(Records from a data collection)
= = =

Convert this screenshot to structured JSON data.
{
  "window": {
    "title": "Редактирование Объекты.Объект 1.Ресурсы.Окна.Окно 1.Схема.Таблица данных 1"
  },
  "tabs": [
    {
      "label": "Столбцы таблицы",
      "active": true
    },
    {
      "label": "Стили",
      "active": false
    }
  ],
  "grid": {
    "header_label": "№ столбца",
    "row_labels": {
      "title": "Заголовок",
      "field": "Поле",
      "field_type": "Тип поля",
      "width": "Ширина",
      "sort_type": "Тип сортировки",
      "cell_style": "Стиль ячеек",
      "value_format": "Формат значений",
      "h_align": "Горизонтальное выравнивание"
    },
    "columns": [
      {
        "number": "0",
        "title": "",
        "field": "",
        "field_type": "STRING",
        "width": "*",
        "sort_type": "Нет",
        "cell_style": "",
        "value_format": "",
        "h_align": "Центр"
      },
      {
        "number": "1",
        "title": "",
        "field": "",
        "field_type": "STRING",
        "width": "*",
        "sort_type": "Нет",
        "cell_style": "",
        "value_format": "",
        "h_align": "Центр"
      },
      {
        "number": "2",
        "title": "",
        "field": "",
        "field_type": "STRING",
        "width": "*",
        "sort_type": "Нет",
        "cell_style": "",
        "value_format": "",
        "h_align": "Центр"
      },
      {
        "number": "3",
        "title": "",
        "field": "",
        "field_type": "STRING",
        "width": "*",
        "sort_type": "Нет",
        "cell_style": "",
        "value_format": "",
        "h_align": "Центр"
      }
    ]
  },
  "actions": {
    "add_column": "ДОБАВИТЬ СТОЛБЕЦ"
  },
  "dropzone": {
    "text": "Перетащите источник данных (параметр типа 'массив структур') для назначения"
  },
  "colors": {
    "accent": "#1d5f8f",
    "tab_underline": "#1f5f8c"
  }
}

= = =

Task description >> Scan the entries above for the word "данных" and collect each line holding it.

The answer >>
    "title": "Редактирование Объекты.Объект 1.Ресурсы.Окна.Окно 1.Схема.Таблица данных 1"
    "text": "Перетащите источник данных (параметр типа 'массив структур') для назначения"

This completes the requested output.